In researching our famed “Tin Man of Goshen“, I had the opportunity to do some research at Historic Northampton. Seeking articles, photos and documentation about his early origins! I found the articles I was looking for and discovered a tremendous resource for research and history that was right under my nose.
I found the volunteers and staff to be helpful and friendly! The archives were organized it is clear that much time and energy has been dedicated to their preservation and organization. Materials were well documented and easily accessible. The computer software PastPerfect has been intergrated to Historic Northampton to help manage the archives. This software has also allowed Historic Northampton make collections available online for research and enjoyment. Click here for Online Research.
Over the last century, Historic Northampton has gathered a collection of approximately 50,000 objects. These objects include photographs and daguerreotypes, documents and manuscripts from the 17th to the 20th centuries, fine art, furniture, ceramics, glass, metals, toys, tools and implements, and an important collection of textiles and costumes. Together the collections represent the history of Northampton, and to some extent, the Connecticut River Valley, from the time of its earliest inhabitants, the Native Americans, to the present day.
At the time of my visit, the museum included a terrific Calvin Collidge exhibit and s collection of antique silk dresses from the turn-of-the-century. Current exhibits include A Place Called Paradise: The Making of Northampton, Massachusetts and A Well Regulated Militia: Northampton’s Citizen-Soldiers, 1676-1898.
A walking tour of the campus is wonderful. Historic Northampton constitutes a campus of three contiguous historic houses, all on their original sites. The grounds themselves are part of an original Northampton homelot, laid out in 1654
The Damon House (1813), built by architect, Isaac Damon, contains Historic Northampton’s administrative offices. A modern structure, added in 1987, houses the museum, gift shop and exhibition area. It features changing exhibits and a permanent installation, A Place Called Paradise: The Making of Northampton, Massachusetts, chronicling Northampton history.
Next Door, the Parsons House (1730) affords an overview of Colonial domestic architecture with its interior walls exposed to reveal evolving structural and decorative changes over more than two and a half centuries.
The Shepherd House (1796) is the headquarters of the Massachusetts Foundation for the Humanities, the state-based affiliate of the National Endowment for the Humanities.

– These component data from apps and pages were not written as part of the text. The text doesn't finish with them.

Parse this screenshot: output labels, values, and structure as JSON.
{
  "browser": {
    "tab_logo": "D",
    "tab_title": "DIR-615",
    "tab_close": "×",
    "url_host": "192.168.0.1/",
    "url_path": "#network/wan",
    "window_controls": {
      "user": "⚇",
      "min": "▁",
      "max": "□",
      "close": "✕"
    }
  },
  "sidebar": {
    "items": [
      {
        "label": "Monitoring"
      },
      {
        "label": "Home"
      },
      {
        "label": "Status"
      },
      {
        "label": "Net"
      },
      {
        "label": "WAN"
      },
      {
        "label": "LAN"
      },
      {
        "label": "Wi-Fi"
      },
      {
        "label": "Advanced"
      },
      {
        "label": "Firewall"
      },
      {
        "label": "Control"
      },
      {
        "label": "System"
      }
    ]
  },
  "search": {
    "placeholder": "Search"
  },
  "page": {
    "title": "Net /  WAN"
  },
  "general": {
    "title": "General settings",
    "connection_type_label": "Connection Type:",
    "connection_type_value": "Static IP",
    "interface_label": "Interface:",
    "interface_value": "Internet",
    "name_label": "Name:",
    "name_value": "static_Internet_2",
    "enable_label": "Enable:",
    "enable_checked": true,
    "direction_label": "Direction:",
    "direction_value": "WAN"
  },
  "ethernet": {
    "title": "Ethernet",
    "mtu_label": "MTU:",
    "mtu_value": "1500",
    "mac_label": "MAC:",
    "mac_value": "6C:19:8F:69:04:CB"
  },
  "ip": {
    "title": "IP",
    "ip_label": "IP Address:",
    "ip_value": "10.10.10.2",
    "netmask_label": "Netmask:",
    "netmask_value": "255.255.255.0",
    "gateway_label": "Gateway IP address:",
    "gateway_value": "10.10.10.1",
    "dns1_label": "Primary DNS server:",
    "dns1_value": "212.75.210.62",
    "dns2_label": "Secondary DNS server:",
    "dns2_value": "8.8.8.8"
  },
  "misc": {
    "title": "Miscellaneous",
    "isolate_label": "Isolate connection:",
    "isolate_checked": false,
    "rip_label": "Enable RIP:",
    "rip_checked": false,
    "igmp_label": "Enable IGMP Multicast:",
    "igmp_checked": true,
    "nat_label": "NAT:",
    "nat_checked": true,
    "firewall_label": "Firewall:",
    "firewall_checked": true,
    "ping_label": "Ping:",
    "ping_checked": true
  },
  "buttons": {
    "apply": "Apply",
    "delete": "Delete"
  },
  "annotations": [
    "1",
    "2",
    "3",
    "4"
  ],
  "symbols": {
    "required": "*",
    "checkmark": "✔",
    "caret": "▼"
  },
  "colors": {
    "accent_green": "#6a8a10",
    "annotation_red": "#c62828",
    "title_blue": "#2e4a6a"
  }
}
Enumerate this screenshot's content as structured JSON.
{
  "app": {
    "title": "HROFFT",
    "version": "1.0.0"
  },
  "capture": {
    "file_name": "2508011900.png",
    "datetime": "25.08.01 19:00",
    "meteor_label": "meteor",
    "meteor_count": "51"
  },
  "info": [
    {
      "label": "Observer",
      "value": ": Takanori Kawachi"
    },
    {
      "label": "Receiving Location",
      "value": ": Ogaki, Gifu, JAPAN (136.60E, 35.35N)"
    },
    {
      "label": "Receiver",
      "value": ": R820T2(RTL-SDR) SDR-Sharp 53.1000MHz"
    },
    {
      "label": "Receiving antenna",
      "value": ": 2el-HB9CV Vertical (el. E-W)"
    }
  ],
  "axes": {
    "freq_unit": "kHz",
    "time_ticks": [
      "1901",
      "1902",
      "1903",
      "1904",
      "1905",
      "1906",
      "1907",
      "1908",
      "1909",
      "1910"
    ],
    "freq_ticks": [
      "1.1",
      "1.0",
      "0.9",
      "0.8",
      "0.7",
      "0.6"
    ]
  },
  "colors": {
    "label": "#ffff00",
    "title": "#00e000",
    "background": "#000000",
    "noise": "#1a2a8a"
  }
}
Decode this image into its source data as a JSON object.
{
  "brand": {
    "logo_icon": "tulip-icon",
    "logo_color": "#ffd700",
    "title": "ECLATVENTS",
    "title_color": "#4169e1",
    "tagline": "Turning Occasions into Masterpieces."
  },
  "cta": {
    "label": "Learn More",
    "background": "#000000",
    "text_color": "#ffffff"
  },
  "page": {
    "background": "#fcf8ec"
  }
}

If you cannot make a trip to visit the lovely city of Northampton, Massachusetts and its awesome Historic Northampton, their web site includes Virtual Exhibits, Virtual Tours, reference shelf and tons of other online resources that you will enjoy!